Because of #2 above, many businesses in the design field want to upgrade as soon as a new version becomes available, as opposed to hanging back and waiting for the bugs that will become evident through field testing have been ironed out, or god forbid skipping a generation. But because it's virtually an industry standard, and people in, say, the print industry are having to exchange proprietary format files, then #1 above means not upgrading on the day of release ensures you can no longer be active in that field. Were Adobe a monopoly, then this would certainly classify as monopoly abuse, though with sensible licensing it doesn't have to be that way...

Yeah, sensible licensing, right... It's bad enough that every year or so when they decide you have to upgrade, you have to shell out retail price (or a slightly discounted upgrade price if you had a license for the immediately previous version) for every installation. To add to that, you are only allowed to have the licensed version installed; my boss came round earlier to make sure we were all complying with this clause. So the license you purchase to use CS5 actually includes a clause that says the licenses you purchased for CS4, CS3, CS2, CS1, and all previous versions of the software are no longer valid.

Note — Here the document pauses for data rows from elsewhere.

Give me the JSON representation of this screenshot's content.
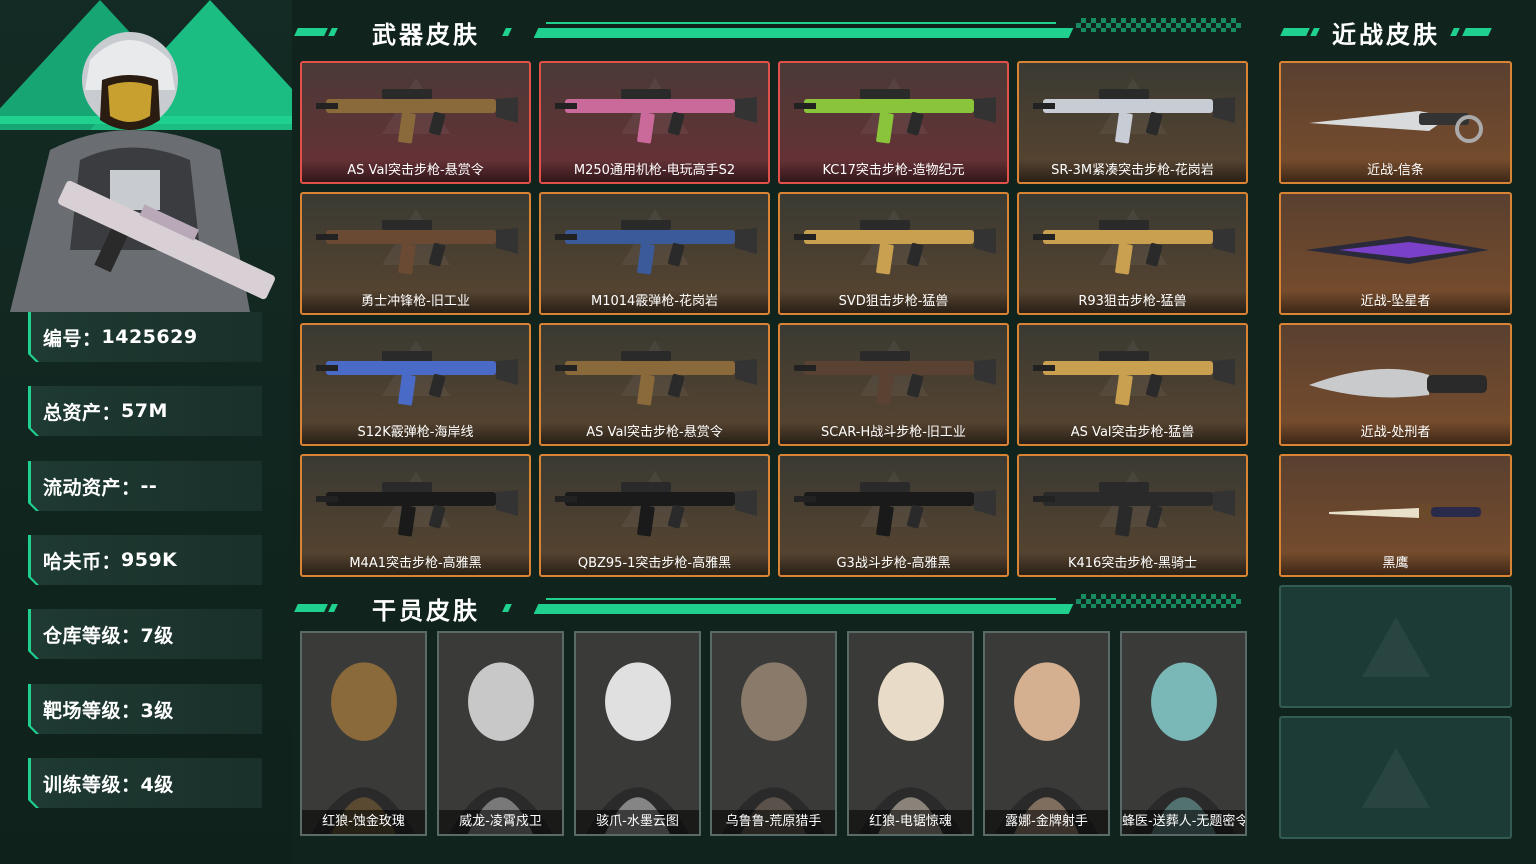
{
  "profile": {
    "stats": [
      {
        "label": "编号：",
        "value": "1425629"
      },
      {
        "label": "总资产：",
        "value": "57M"
      },
      {
        "label": "流动资产：",
        "value": "--"
      },
      {
        "label": "哈夫币：",
        "value": "959K"
      },
      {
        "label": "仓库等级：",
        "value": "7级"
      },
      {
        "label": "靶场等级：",
        "value": "3级"
      },
      {
        "label": "训练等级：",
        "value": "4级"
      }
    ]
  },
  "sections": {
    "weapons_title": "武器皮肤",
    "operators_title": "干员皮肤",
    "melee_title": "近战皮肤"
  },
  "weapons": [
    {
      "name": "AS Val突击步枪-悬赏令",
      "rarity": "red",
      "color": "#8a6a3a"
    },
    {
      "name": "M250通用机枪-电玩高手S2",
      "rarity": "red",
      "color": "#c96a9a"
    },
    {
      "name": "KC17突击步枪-造物纪元",
      "rarity": "red",
      "color": "#8ac43a"
    },
    {
      "name": "SR-3M紧凑突击步枪-花岗岩",
      "rarity": "orange",
      "color": "#c8ccd4"
    },
    {
      "name": "勇士冲锋枪-旧工业",
      "rarity": "orange",
      "color": "#6a4a32"
    },
    {
      "name": "M1014霰弹枪-花岗岩",
      "rarity": "orange",
      "color": "#3a5a9a"
    },
    {
      "name": "SVD狙击步枪-猛兽",
      "rarity": "orange",
      "color": "#c8a050"
    },
    {
      "name": "R93狙击步枪-猛兽",
      "rarity": "orange",
      "color": "#c8a050"
    },
    {
      "name": "S12K霰弹枪-海岸线",
      "rarity": "orange",
      "color": "#4a6ac8"
    },
    {
      "name": "AS Val突击步枪-悬赏令",
      "rarity": "orange",
      "color": "#8a6a3a"
    },
    {
      "name": "SCAR-H战斗步枪-旧工业",
      "rarity": "orange",
      "color": "#5a4232"
    },
    {
      "name": "AS Val突击步枪-猛兽",
      "rarity": "orange",
      "color": "#c8a050"
    },
    {
      "name": "M4A1突击步枪-高雅黑",
      "rarity": "orange",
      "color": "#1a1a1a"
    },
    {
      "name": "QBZ95-1突击步枪-高雅黑",
      "rarity": "orange",
      "color": "#1a1a1a"
    },
    {
      "name": "G3战斗步枪-高雅黑",
      "rarity": "orange",
      "color": "#1a1a1a"
    },
    {
      "name": "K416突击步枪-黑骑士",
      "rarity": "orange",
      "color": "#2a2a2a"
    }
  ],
  "operators": [
    {
      "name": "红狼-蚀金玫瑰",
      "color": "#8a6a3a"
    },
    {
      "name": "威龙-凌霄戍卫",
      "color": "#c8c8c8"
    },
    {
      "name": "骇爪-水墨云图",
      "color": "#e0e0e0"
    },
    {
      "name": "乌鲁鲁-荒原猎手",
      "color": "#8a7a6a"
    },
    {
      "name": "红狼-电锯惊魂",
      "color": "#e8dcc8"
    },
    {
      "name": "露娜-金牌射手",
      "color": "#d4b090"
    },
    {
      "name": "蜂医-送葬人-无题密令",
      "color": "#7ab8b8"
    }
  ],
  "melee": [
    {
      "name": "近战-信条"
    },
    {
      "name": "近战-坠星者"
    },
    {
      "name": "近战-处刑者"
    },
    {
      "name": "黑鹰"
    }
  ]
}
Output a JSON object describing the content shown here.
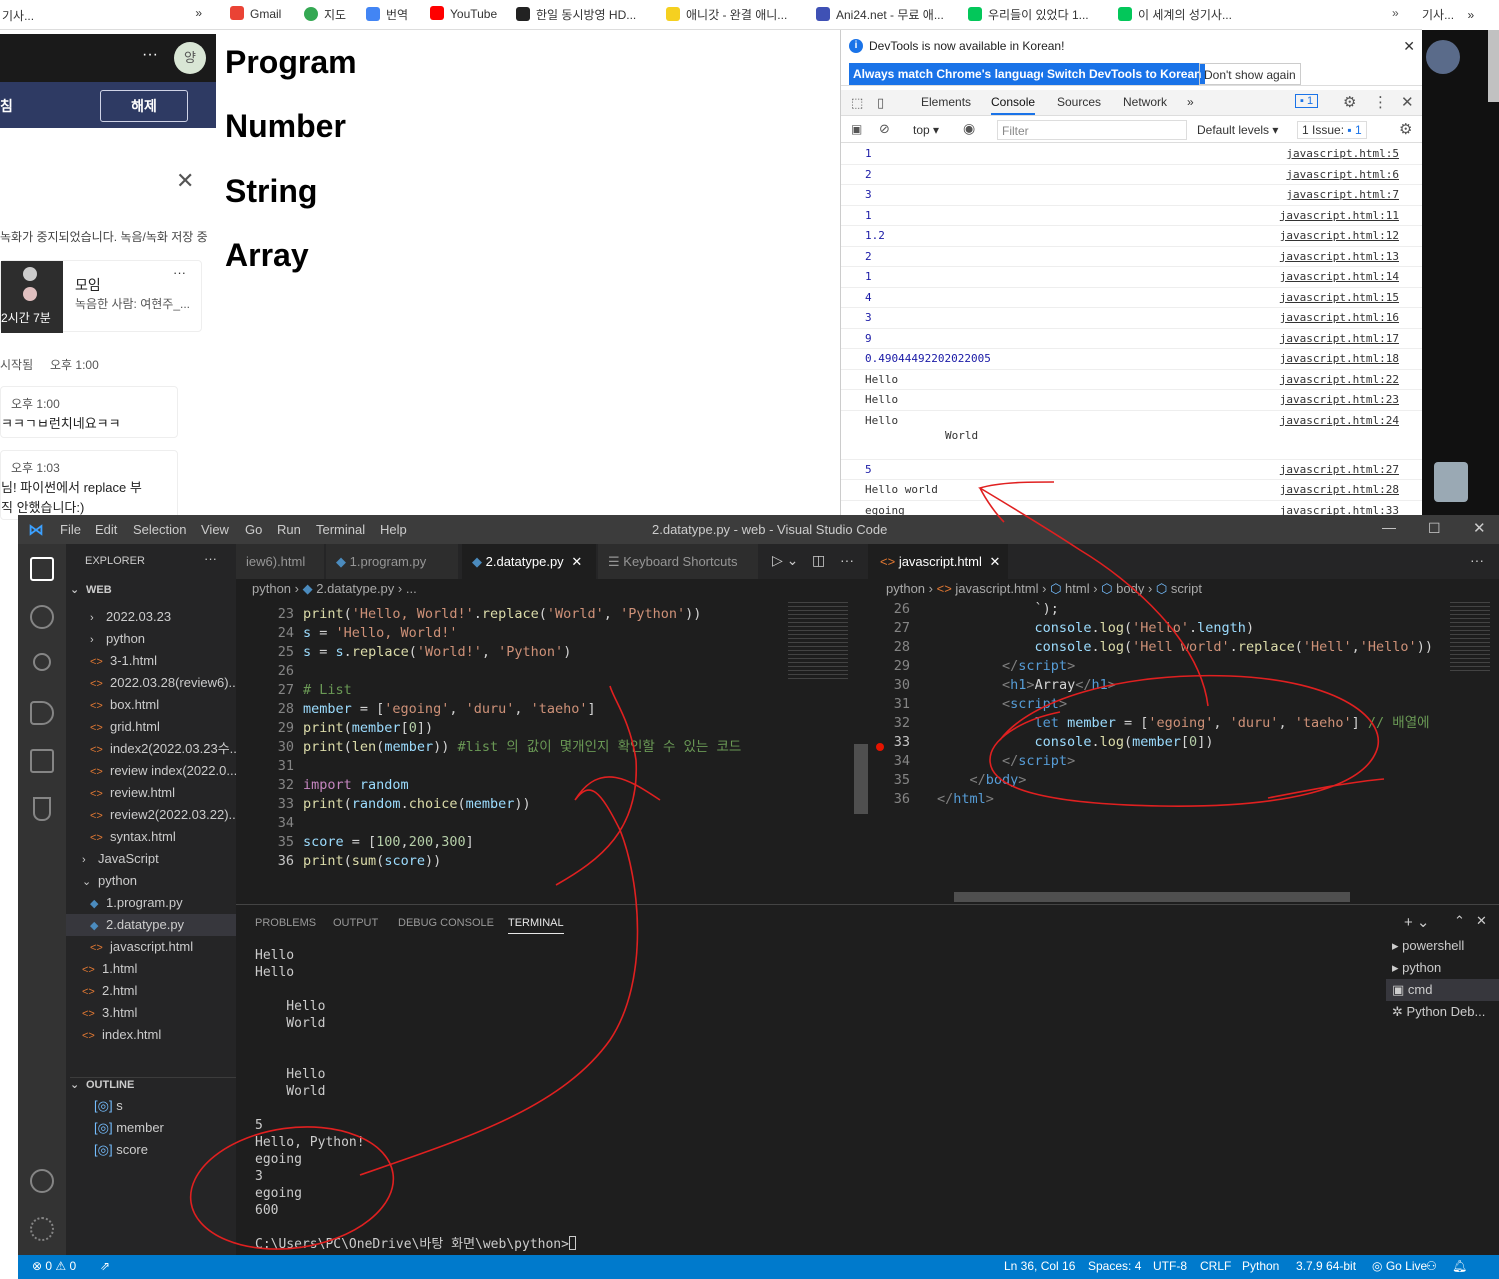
{
  "left_app": {
    "tab_title": "기사...",
    "release_button": "해제",
    "header_left": "침",
    "recording_notice": "녹화가 중지되었습니다. 녹음/녹화 저장 중",
    "card_title": "모임",
    "card_subtitle": "녹음한 사람: 여현주_...",
    "card_duration": "2시간 7분",
    "started_label": "시작됨",
    "started_time": "오후 1:00",
    "msg1_time": "오후 1:00",
    "msg1_text": "ㅋㅋㄱㅂ런치네요ㅋㅋ",
    "msg2_time": "오후 1:03",
    "msg2_line1": "님! 파이썬에서 replace 부",
    "msg2_line2": "직 안했습니다:)",
    "avatar": "양"
  },
  "bookmarks": [
    "Gmail",
    "지도",
    "번역",
    "YouTube",
    "한일 동시방영 HD...",
    "애니갓 - 완결 애니...",
    "Ani24.net - 무료 애...",
    "우리들이 있었다 1...",
    "이 세계의 성기사...",
    "기사..."
  ],
  "page": {
    "headings": [
      "Program",
      "Number",
      "String",
      "Array"
    ]
  },
  "devtools": {
    "info_text": "DevTools is now available in Korean!",
    "btn_match": "Always match Chrome's language",
    "btn_switch": "Switch DevTools to Korean",
    "btn_dont": "Don't show again",
    "tabs": [
      "Elements",
      "Console",
      "Sources",
      "Network"
    ],
    "badge": "1",
    "context": "top",
    "filter_placeholder": "Filter",
    "levels": "Default levels",
    "issues": "1 Issue:",
    "issues_count": "1",
    "log": [
      {
        "v": "1",
        "src": "javascript.html:5",
        "num": true
      },
      {
        "v": "2",
        "src": "javascript.html:6",
        "num": true
      },
      {
        "v": "3",
        "src": "javascript.html:7",
        "num": true
      },
      {
        "v": "1",
        "src": "javascript.html:11",
        "num": true
      },
      {
        "v": "1.2",
        "src": "javascript.html:12",
        "num": true
      },
      {
        "v": "2",
        "src": "javascript.html:13",
        "num": true
      },
      {
        "v": "1",
        "src": "javascript.html:14",
        "num": true
      },
      {
        "v": "4",
        "src": "javascript.html:15",
        "num": true
      },
      {
        "v": "3",
        "src": "javascript.html:16",
        "num": true
      },
      {
        "v": "9",
        "src": "javascript.html:17",
        "num": true
      },
      {
        "v": "0.49044492202022005",
        "src": "javascript.html:18",
        "num": true
      },
      {
        "v": "Hello",
        "src": "javascript.html:22",
        "num": false
      },
      {
        "v": "Hello",
        "src": "javascript.html:23",
        "num": false
      },
      {
        "v": "Hello",
        "src": "javascript.html:24",
        "num": false
      },
      {
        "v": "5",
        "src": "javascript.html:27",
        "num": true
      },
      {
        "v": "Hello world",
        "src": "javascript.html:28",
        "num": false
      },
      {
        "v": "egoing",
        "src": "javascript.html:33",
        "num": false
      }
    ],
    "world_continuation": "World"
  },
  "vscode": {
    "menu": [
      "File",
      "Edit",
      "Selection",
      "View",
      "Go",
      "Run",
      "Terminal",
      "Help"
    ],
    "window_title": "2.datatype.py - web - Visual Studio Code",
    "explorer_title": "EXPLORER",
    "root": "WEB",
    "tree": [
      {
        "label": "2022.03.23",
        "indent": 1,
        "kind": "folder"
      },
      {
        "label": "python",
        "indent": 1,
        "kind": "folder"
      },
      {
        "label": "3-1.html",
        "indent": 1,
        "kind": "html"
      },
      {
        "label": "2022.03.28(review6)....",
        "indent": 1,
        "kind": "html"
      },
      {
        "label": "box.html",
        "indent": 1,
        "kind": "html"
      },
      {
        "label": "grid.html",
        "indent": 1,
        "kind": "html"
      },
      {
        "label": "index2(2022.03.23수...",
        "indent": 1,
        "kind": "html"
      },
      {
        "label": "review index(2022.0...",
        "indent": 1,
        "kind": "html"
      },
      {
        "label": "review.html",
        "indent": 1,
        "kind": "html"
      },
      {
        "label": "review2(2022.03.22)....",
        "indent": 1,
        "kind": "html"
      },
      {
        "label": "syntax.html",
        "indent": 1,
        "kind": "html"
      },
      {
        "label": "JavaScript",
        "indent": 0,
        "kind": "folder"
      },
      {
        "label": "python",
        "indent": 0,
        "kind": "folder-open"
      },
      {
        "label": "1.program.py",
        "indent": 1,
        "kind": "py"
      },
      {
        "label": "2.datatype.py",
        "indent": 1,
        "kind": "py",
        "selected": true
      },
      {
        "label": "javascript.html",
        "indent": 1,
        "kind": "html"
      },
      {
        "label": "1.html",
        "indent": 0,
        "kind": "html"
      },
      {
        "label": "2.html",
        "indent": 0,
        "kind": "html"
      },
      {
        "label": "3.html",
        "indent": 0,
        "kind": "html"
      },
      {
        "label": "index.html",
        "indent": 0,
        "kind": "html"
      }
    ],
    "outline_title": "OUTLINE",
    "outline": [
      "s",
      "member",
      "score"
    ],
    "tabs_left": [
      "iew6).html",
      "1.program.py",
      "2.datatype.py",
      "Keyboard Shortcuts"
    ],
    "tabs_right": [
      "javascript.html"
    ],
    "crumbs_left": [
      "python",
      "2.datatype.py",
      "..."
    ],
    "crumbs_right": [
      "python",
      "javascript.html",
      "html",
      "body",
      "script"
    ],
    "panel_tabs": [
      "PROBLEMS",
      "OUTPUT",
      "DEBUG CONSOLE",
      "TERMINAL"
    ],
    "terminal_text": "Hello\nHello\n\n    Hello\n    World\n\n\n    Hello\n    World\n\n5\nHello, Python!\negoing\n3\negoing\n600\n\nC:\\Users\\PC\\OneDrive\\바탕 화면\\web\\python>",
    "terminals": [
      "powershell",
      "python",
      "cmd",
      "Python Deb..."
    ],
    "status": {
      "errors": "0",
      "warnings": "0",
      "position": "Ln 36, Col 16",
      "spaces": "Spaces: 4",
      "encoding": "UTF-8",
      "eol": "CRLF",
      "language": "Python",
      "interpreter": "3.7.9 64-bit",
      "golive": "Go Live"
    }
  },
  "colors": {
    "vscode_blue": "#007acc",
    "chrome_blue": "#1a73e8",
    "annotation_red": "#e02020"
  }
}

The implications for #1 and #2 above are more than self evident; if you wanted to keep older versions available so that you could still exchange files with businesses who haven't upgraded, then businesses wouldn't be forced into the upgrade cycle quite as badly.

There is a sensible way around this in which everybody wins. The upgrade philosophy from the developers standpoint and the strict licensing conditions make this an ideal candidate for subscription licensing. Put simply, why not utilise a model whereby an annual fee is paid in exchange for use of the latest version. This way, Adobe get paid, they no longer have any moral obligation to support prior versions, all businesses get to use the latest versions as they become available, and nobody feels like they're being ripped off at gunpoint. Businesses will pay, because they're going to pay anyway, but this takes all of the stress and randomness out of the equation, and allows them to include it in the budget as a fixed maintenance cost. But they refuse to do this.

Foolhardy.


UPDATE: Since writing this, Adobe have gone ahead and done exactly what I said.